» **Problem to work on**:
Search the material below for the string "true" and copy each line where it appears.

(Input Opens)

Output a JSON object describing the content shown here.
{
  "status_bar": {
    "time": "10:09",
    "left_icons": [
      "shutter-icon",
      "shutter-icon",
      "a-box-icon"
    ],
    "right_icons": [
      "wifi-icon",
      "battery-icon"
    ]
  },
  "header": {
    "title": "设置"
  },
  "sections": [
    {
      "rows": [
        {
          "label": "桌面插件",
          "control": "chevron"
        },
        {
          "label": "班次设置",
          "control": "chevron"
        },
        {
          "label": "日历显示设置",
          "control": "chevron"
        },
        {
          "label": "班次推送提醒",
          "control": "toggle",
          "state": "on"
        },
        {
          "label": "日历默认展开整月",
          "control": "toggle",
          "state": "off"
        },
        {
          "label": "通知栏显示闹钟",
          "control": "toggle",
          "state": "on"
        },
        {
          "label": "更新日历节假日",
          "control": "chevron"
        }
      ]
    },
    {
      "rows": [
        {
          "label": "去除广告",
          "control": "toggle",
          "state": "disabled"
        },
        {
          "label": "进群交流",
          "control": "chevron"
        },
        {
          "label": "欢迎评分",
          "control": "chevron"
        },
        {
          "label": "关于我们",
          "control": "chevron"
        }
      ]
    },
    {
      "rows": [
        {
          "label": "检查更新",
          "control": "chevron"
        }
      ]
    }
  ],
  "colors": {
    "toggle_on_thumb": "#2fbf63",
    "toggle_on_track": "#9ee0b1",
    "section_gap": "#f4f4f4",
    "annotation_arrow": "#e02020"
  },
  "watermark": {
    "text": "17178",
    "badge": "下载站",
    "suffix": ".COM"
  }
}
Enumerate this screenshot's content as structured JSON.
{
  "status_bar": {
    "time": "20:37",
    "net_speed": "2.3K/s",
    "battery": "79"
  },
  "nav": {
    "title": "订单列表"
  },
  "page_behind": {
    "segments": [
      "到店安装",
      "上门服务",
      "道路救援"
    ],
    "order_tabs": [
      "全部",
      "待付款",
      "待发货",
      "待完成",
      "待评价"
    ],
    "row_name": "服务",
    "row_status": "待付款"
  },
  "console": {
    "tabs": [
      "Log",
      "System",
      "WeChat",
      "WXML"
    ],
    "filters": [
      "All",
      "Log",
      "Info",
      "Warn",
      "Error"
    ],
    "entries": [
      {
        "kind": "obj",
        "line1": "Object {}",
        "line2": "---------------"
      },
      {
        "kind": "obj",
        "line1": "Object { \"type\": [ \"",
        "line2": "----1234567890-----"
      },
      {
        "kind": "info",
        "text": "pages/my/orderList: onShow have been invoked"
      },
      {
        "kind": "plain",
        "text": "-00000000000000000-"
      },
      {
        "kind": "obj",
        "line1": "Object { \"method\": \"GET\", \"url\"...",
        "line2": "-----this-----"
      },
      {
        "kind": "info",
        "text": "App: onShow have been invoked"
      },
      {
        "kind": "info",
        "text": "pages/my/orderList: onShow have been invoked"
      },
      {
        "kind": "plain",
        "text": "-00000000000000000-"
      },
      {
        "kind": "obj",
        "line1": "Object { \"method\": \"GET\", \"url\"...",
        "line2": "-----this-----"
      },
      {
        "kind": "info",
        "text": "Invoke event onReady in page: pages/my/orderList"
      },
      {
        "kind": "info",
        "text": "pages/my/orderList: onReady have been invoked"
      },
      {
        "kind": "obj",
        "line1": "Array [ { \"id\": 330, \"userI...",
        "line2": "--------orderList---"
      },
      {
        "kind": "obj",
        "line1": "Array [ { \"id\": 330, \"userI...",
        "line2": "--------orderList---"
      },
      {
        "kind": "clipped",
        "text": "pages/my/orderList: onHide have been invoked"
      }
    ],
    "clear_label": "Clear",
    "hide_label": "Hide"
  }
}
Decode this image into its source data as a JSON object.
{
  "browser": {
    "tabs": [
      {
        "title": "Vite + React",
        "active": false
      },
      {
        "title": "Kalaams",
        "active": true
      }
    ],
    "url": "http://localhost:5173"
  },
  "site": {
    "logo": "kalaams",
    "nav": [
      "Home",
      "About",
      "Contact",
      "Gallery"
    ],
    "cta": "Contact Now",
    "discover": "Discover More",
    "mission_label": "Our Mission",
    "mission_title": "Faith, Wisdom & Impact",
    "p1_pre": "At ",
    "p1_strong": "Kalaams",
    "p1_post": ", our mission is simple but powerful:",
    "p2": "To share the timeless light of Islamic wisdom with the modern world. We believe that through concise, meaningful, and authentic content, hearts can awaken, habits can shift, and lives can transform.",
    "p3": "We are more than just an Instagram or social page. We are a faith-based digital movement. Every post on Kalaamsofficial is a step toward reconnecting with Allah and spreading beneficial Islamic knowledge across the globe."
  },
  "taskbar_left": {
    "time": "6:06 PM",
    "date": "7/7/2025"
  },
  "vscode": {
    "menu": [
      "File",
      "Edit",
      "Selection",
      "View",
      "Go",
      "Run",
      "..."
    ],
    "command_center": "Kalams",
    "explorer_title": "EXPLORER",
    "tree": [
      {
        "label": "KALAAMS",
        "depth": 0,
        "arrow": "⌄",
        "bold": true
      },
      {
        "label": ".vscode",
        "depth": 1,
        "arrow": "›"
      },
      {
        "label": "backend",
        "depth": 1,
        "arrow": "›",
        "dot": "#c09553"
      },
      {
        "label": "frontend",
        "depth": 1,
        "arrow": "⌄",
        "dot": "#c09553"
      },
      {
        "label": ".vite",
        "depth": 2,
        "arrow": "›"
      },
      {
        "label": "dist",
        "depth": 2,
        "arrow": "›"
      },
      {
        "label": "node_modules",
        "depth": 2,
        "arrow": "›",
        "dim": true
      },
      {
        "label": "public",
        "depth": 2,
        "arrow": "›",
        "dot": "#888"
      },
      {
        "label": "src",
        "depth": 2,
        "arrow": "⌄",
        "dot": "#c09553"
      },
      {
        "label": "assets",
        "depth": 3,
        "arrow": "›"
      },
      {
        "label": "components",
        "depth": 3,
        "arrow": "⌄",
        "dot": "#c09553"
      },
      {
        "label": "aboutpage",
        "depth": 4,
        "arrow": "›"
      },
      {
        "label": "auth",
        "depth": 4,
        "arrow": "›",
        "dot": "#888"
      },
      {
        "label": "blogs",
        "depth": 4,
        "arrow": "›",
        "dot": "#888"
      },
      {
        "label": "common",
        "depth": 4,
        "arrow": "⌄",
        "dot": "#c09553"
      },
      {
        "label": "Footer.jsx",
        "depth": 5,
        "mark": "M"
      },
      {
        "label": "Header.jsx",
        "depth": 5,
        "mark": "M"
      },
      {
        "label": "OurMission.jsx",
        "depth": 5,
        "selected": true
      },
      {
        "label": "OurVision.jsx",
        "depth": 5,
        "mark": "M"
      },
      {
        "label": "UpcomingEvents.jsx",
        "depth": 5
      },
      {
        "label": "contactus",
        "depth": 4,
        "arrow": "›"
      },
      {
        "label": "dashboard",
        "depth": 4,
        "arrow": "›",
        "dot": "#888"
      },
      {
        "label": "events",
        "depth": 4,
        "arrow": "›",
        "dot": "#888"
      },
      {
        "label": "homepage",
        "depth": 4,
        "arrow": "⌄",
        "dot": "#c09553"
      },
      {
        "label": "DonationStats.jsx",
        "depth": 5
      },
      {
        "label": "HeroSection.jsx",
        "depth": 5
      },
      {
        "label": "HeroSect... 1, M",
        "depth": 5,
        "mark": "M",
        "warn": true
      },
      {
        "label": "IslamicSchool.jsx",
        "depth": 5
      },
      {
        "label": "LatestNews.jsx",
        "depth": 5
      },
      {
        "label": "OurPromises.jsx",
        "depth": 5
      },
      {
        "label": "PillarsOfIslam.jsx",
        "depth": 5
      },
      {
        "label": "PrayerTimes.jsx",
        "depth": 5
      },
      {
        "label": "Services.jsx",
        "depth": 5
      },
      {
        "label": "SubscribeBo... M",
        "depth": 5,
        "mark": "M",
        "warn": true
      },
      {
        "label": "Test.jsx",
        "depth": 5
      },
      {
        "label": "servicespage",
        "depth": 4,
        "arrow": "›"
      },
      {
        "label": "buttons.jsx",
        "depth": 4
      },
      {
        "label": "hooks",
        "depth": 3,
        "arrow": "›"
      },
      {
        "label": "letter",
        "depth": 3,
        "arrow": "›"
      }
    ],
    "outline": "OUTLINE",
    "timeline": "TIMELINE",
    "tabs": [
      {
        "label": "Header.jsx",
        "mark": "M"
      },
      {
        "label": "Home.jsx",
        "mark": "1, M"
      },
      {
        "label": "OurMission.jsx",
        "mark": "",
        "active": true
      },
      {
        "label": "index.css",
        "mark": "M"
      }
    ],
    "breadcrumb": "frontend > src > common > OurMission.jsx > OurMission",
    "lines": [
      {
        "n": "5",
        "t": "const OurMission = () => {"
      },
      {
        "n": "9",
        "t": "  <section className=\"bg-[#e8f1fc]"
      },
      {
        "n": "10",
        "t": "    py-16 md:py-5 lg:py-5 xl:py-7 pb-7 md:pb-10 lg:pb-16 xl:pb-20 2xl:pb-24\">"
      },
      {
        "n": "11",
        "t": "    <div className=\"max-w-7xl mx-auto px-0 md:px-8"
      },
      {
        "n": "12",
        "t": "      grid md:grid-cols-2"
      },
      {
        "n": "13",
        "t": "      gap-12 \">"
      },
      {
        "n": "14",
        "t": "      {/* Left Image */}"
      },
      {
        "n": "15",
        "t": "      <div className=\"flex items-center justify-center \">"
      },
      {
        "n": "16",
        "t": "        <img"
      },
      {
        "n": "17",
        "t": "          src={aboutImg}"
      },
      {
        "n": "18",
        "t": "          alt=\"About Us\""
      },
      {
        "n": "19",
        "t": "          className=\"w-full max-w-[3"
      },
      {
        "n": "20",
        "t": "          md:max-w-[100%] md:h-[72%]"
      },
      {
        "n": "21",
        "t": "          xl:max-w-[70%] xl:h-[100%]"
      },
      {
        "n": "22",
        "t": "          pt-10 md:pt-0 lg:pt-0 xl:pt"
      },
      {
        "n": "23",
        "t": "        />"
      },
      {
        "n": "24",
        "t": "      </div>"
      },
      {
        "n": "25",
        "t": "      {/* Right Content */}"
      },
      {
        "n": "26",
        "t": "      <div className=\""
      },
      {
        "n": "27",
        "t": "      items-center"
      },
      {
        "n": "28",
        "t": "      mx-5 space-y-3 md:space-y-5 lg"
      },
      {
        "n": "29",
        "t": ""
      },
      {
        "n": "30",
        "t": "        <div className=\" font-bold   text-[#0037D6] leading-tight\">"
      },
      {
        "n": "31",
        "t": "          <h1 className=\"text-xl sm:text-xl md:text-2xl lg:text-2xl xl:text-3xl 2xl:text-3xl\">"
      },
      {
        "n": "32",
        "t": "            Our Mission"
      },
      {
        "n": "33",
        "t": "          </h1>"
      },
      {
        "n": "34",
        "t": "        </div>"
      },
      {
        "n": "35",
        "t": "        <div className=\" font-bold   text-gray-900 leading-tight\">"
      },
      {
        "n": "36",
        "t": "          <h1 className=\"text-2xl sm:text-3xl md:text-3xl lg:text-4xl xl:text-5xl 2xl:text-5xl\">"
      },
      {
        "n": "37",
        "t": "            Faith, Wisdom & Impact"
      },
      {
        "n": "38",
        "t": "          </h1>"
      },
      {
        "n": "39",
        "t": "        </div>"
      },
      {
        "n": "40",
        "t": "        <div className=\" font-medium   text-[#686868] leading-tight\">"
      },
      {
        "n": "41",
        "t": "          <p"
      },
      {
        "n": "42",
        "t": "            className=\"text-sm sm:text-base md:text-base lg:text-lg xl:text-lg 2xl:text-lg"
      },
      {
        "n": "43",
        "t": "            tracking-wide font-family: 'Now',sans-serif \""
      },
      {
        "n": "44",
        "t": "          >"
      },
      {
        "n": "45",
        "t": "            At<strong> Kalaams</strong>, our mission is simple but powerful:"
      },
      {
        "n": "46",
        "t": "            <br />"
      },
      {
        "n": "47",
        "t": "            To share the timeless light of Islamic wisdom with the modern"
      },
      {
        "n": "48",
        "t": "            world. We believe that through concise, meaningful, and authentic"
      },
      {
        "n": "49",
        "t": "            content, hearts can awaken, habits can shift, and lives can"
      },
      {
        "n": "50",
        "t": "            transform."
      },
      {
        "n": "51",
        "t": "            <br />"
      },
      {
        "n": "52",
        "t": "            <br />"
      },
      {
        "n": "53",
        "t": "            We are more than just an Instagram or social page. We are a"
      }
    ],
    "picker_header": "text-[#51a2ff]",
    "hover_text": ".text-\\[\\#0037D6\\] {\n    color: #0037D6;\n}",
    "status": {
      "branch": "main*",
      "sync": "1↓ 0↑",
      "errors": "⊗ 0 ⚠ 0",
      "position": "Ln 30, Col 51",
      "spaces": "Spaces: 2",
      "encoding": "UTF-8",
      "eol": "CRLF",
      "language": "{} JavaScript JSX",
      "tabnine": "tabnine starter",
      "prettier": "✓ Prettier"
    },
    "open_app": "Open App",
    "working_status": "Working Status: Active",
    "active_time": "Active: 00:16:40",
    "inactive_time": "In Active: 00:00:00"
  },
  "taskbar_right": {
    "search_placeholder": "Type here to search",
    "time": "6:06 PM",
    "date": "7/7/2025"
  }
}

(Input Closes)

» **Response**:
        "active": true
        "bold": true
        "dim": true
        "selected": true
        "warn": true
        "warn": true
        "active": true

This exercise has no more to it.